One major difference between Jinisi and Guinness is that the former charges an application fee while the latter is free.
The UK's Guinness World Records is a non-profit organization, so applications and auditing requests are free, except when special conditions apply.
According to the official SCRH website, individual applications cost 600 yuan ($92) and organization submission run 900 yuan. During the examination stage, individuals are charged 4,200 yuan and organizations 27,000 yuan (for general events), or 37,000 yuan for big events that require advertising.
Applicants not only pay for their travel and accommodation expenses, but also have to cover Jinisi’s, so company representatives can be on hand to present awards and take photos.
But not everyone who has been misled by Jinisi has lost faith in the Guinness imitator. Some actually enjoy the economic gains that result from the notoriety of being "China's first," especially domestic businesses.
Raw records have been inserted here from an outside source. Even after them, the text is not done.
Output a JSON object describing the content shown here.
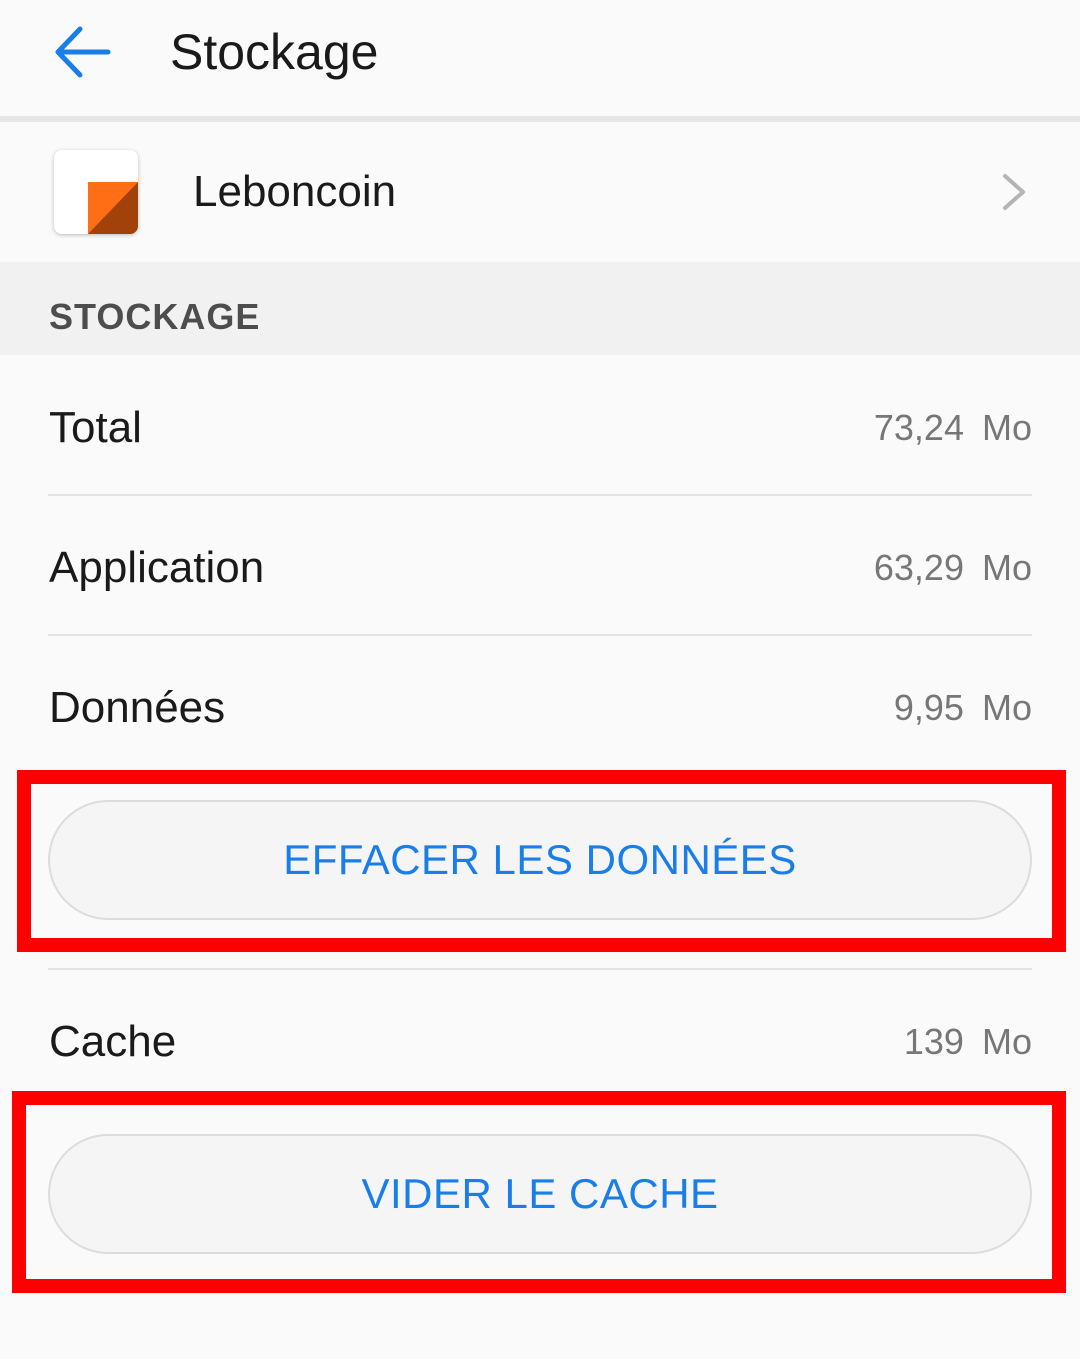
{
  "appbar": {
    "title": "Stockage",
    "back_icon": "arrow-left-icon",
    "accent_color": "#1a7ee8"
  },
  "app": {
    "name": "Leboncoin",
    "icon": "leboncoin-app-icon",
    "chevron_icon": "chevron-right-icon"
  },
  "section": {
    "header": "STOCKAGE"
  },
  "rows": [
    {
      "label": "Total",
      "value": "73,24",
      "unit": "Mo"
    },
    {
      "label": "Application",
      "value": "63,29",
      "unit": "Mo"
    },
    {
      "label": "Données",
      "value": "9,95",
      "unit": "Mo"
    },
    {
      "label": "Cache",
      "value": "139",
      "unit": "Mo"
    }
  ],
  "buttons": {
    "clear_data": "EFFACER LES DONNÉES",
    "clear_cache": "VIDER LE CACHE"
  },
  "highlight_color": "#ff0000"
}
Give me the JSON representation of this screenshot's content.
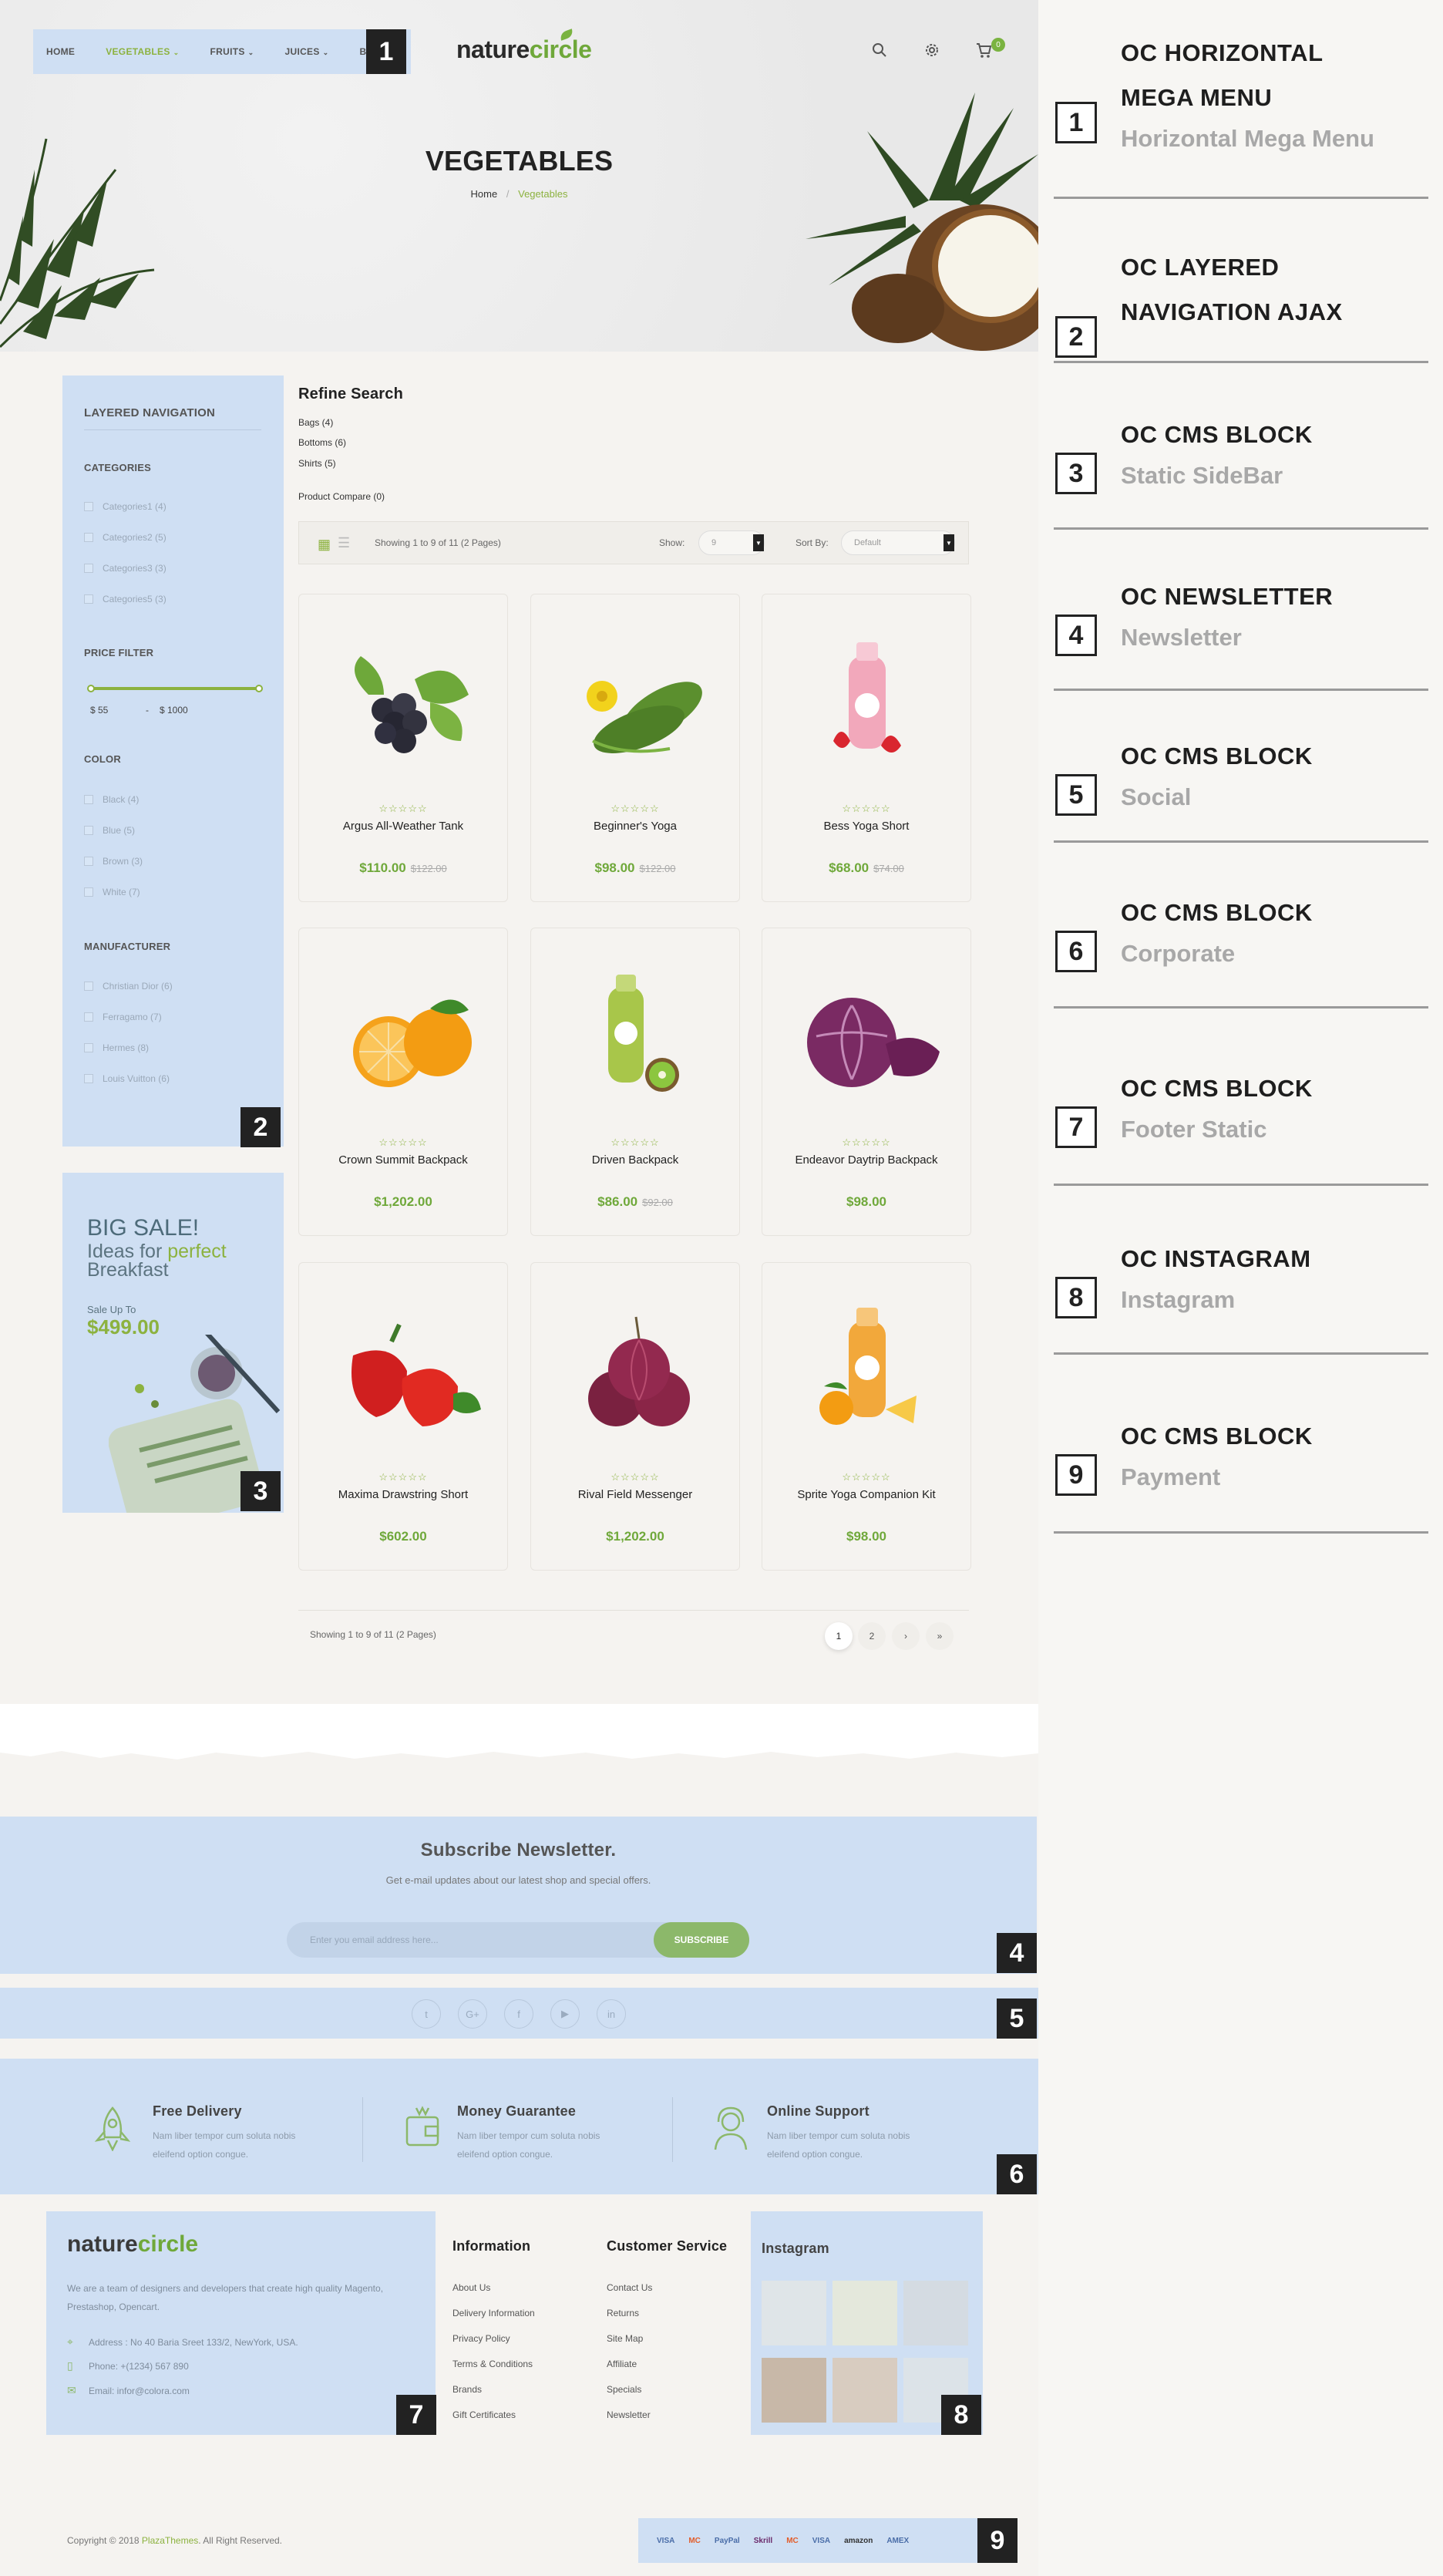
{
  "nav": {
    "items": [
      {
        "label": "HOME",
        "caret": false,
        "active": false
      },
      {
        "label": "VEGETABLES",
        "caret": true,
        "active": true
      },
      {
        "label": "FRUITS",
        "caret": true,
        "active": false
      },
      {
        "label": "JUICES",
        "caret": true,
        "active": false
      },
      {
        "label": "BLOG",
        "caret": false,
        "active": false
      }
    ]
  },
  "header": {
    "logo_part1": "nature",
    "logo_part2": "circle",
    "cart_count": "0"
  },
  "hero": {
    "title": "VEGETABLES",
    "breadcrumb_home": "Home",
    "breadcrumb_sep": "/",
    "breadcrumb_current": "Vegetables"
  },
  "sidebar": {
    "title": "LAYERED NAVIGATION",
    "categories_title": "CATEGORIES",
    "categories": [
      "Categories1 (4)",
      "Categories2 (5)",
      "Categories3 (3)",
      "Categories5 (3)"
    ],
    "price_title": "PRICE FILTER",
    "price_min": "$ 55",
    "price_dash": "-",
    "price_max": "$ 1000",
    "color_title": "COLOR",
    "colors": [
      "Black (4)",
      "Blue (5)",
      "Brown (3)",
      "White (7)"
    ],
    "manufacturer_title": "MANUFACTURER",
    "manufacturers": [
      "Christian Dior (6)",
      "Ferragamo (7)",
      "Hermes (8)",
      "Louis Vuitton (6)"
    ]
  },
  "banner": {
    "title": "BIG SALE!",
    "sub1_a": "Ideas for ",
    "sub1_b": "perfect",
    "sub2": "Breakfast",
    "sale_label": "Sale Up To",
    "sale_price": "$499.00"
  },
  "main": {
    "refine_title": "Refine Search",
    "refine_links": [
      "Bags (4)",
      "Bottoms (6)",
      "Shirts (5)"
    ],
    "compare_link": "Product Compare (0)",
    "showing": "Showing 1 to 9 of 11 (2 Pages)",
    "show_label": "Show:",
    "show_value": "9",
    "sort_label": "Sort By:",
    "sort_value": "Default",
    "stars": "☆☆☆☆☆",
    "products": [
      {
        "name": "Argus All-Weather Tank",
        "price": "$110.00",
        "old_price": "$122.00",
        "image": "grapes"
      },
      {
        "name": "Beginner's Yoga",
        "price": "$98.00",
        "old_price": "$122.00",
        "image": "cucumber"
      },
      {
        "name": "Bess Yoga Short",
        "price": "$68.00",
        "old_price": "$74.00",
        "image": "strawberry-juice"
      },
      {
        "name": "Crown Summit Backpack",
        "price": "$1,202.00",
        "old_price": "",
        "image": "oranges"
      },
      {
        "name": "Driven Backpack",
        "price": "$86.00",
        "old_price": "$92.00",
        "image": "kiwi-juice"
      },
      {
        "name": "Endeavor Daytrip Backpack",
        "price": "$98.00",
        "old_price": "",
        "image": "red-cabbage"
      },
      {
        "name": "Maxima Drawstring Short",
        "price": "$602.00",
        "old_price": "",
        "image": "red-peppers"
      },
      {
        "name": "Rival Field Messenger",
        "price": "$1,202.00",
        "old_price": "",
        "image": "red-onions"
      },
      {
        "name": "Sprite Yoga Companion Kit",
        "price": "$98.00",
        "old_price": "",
        "image": "orange-juice"
      }
    ],
    "pager_text": "Showing 1 to 9 of 11 (2 Pages)",
    "pages": [
      "1",
      "2",
      "›",
      "»"
    ]
  },
  "newsletter": {
    "title": "Subscribe Newsletter.",
    "subtitle": "Get e-mail updates about our latest shop and special offers.",
    "placeholder": "Enter you email address here...",
    "button": "SUBSCRIBE"
  },
  "social": [
    "twitter-icon",
    "google-plus-icon",
    "facebook-icon",
    "youtube-icon",
    "linkedin-icon"
  ],
  "corporate": [
    {
      "title": "Free Delivery",
      "desc1": "Nam liber tempor cum soluta nobis",
      "desc2": "eleifend option congue.",
      "icon": "rocket-icon"
    },
    {
      "title": "Money Guarantee",
      "desc1": "Nam liber tempor cum soluta nobis",
      "desc2": "eleifend option congue.",
      "icon": "wallet-icon"
    },
    {
      "title": "Online Support",
      "desc1": "Nam liber tempor cum soluta nobis",
      "desc2": "eleifend option congue.",
      "icon": "support-icon"
    }
  ],
  "footer": {
    "logo_part1": "nature",
    "logo_part2": "circle",
    "desc": "We are a team of designers and developers that create high quality Magento, Prestashop, Opencart.",
    "address": "Address : No 40 Baria Sreet 133/2, NewYork, USA.",
    "phone": "Phone: +(1234) 567 890",
    "email": "Email: infor@colora.com",
    "info_title": "Information",
    "info_links": [
      "About Us",
      "Delivery Information",
      "Privacy Policy",
      "Terms & Conditions",
      "Brands",
      "Gift Certificates"
    ],
    "service_title": "Customer Service",
    "service_links": [
      "Contact Us",
      "Returns",
      "Site Map",
      "Affiliate",
      "Specials",
      "Newsletter"
    ],
    "instagram_title": "Instagram",
    "copyright_a": "Copyright © 2018 ",
    "copyright_b": "PlazaThemes",
    "copyright_c": ". All Right Reserved.",
    "payments": [
      "VISA",
      "MC",
      "PayPal",
      "Skrill",
      "MC",
      "VISA",
      "amazon",
      "AMEX"
    ]
  },
  "badges": [
    "1",
    "2",
    "3",
    "4",
    "5",
    "6",
    "7",
    "8",
    "9"
  ],
  "legend": [
    {
      "num": "1",
      "title1": "OC HORIZONTAL",
      "title2": "MEGA MENU",
      "sub": "Horizontal Mega Menu"
    },
    {
      "num": "2",
      "title1": "OC LAYERED",
      "title2": "NAVIGATION AJAX",
      "sub": ""
    },
    {
      "num": "3",
      "title1": "OC CMS BLOCK",
      "title2": "",
      "sub": "Static SideBar"
    },
    {
      "num": "4",
      "title1": "OC NEWSLETTER",
      "title2": "",
      "sub": "Newsletter"
    },
    {
      "num": "5",
      "title1": "OC CMS BLOCK",
      "title2": "",
      "sub": "Social"
    },
    {
      "num": "6",
      "title1": "OC CMS BLOCK",
      "title2": "",
      "sub": "Corporate"
    },
    {
      "num": "7",
      "title1": "OC CMS BLOCK",
      "title2": "",
      "sub": "Footer Static"
    },
    {
      "num": "8",
      "title1": "OC INSTAGRAM",
      "title2": "",
      "sub": "Instagram"
    },
    {
      "num": "9",
      "title1": "OC CMS BLOCK",
      "title2": "",
      "sub": "Payment"
    }
  ],
  "colors": {
    "accent": "#8cb23f",
    "highlight_block": "#cfdff3",
    "badge": "#222222"
  }
}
Based on China's population, the huge-crowd strategy is aimed at providing an easier way to challenge a record.
One project "The biggest colored painting on pregnant bellies" gathered nearly 1,000 pregnant Chinese women in a stadium where 100 painters decorated their bellies during a live streaming event.
The event’s sponsor, a private maternity hospital in Anhui Province, received substantial media coverage because of the event.
The huge-crowd strategy is welcomed not only by companies but also local governments or tourist attraction developers.
Tourist attraction Taohuayuan Ancient Town in Changde, Hunan Province, recently set a new Jinisi record for gathering over 21,000 to participate in a joint square dance at event scenic area.
Some events are targeted, such as "the enterprise with the highest accumulative sales of hydropower electric tricycle," or "the highest attendance in a milk powder flushing activity," which are more like soft advertisements for a motorcycle firm and a milk powder brand than actual attempts at breaking a record.
As more and more corporate logos are attached to SCRH, Jinisi has attracted criticism for being overtly commercial, which is in violation of Guinness' spirit in challenging the limits of human ability. Yet, the official Guinness has also held its fair share of corporate-sponsored record-breaking events.
"A nonstandard and chaotic market reflects Chinese people's blind pursuit of 'being first,'" Xu Xinmin, a lawyer at Beijing Mingtai Law Firm, told the Global Times. "Many of these people challenge world records only for commercial interests or corporate publicity."
"It is not necessary to blindly pursue the scale of certain events, because it represents nothing. The adoption of the huge-crowd strategy is not representative of any real skills or innovation breakthrough. An artificial record can only reflect a fickle attitude," he added.
(Produced by Nancy Yan Xu, Terry Guanlin Li, Lance Crayon, and Raymond Mendoza. Music by: bensound.com. Text from People's Daily, Global Times, and Beijing Youth Daily.)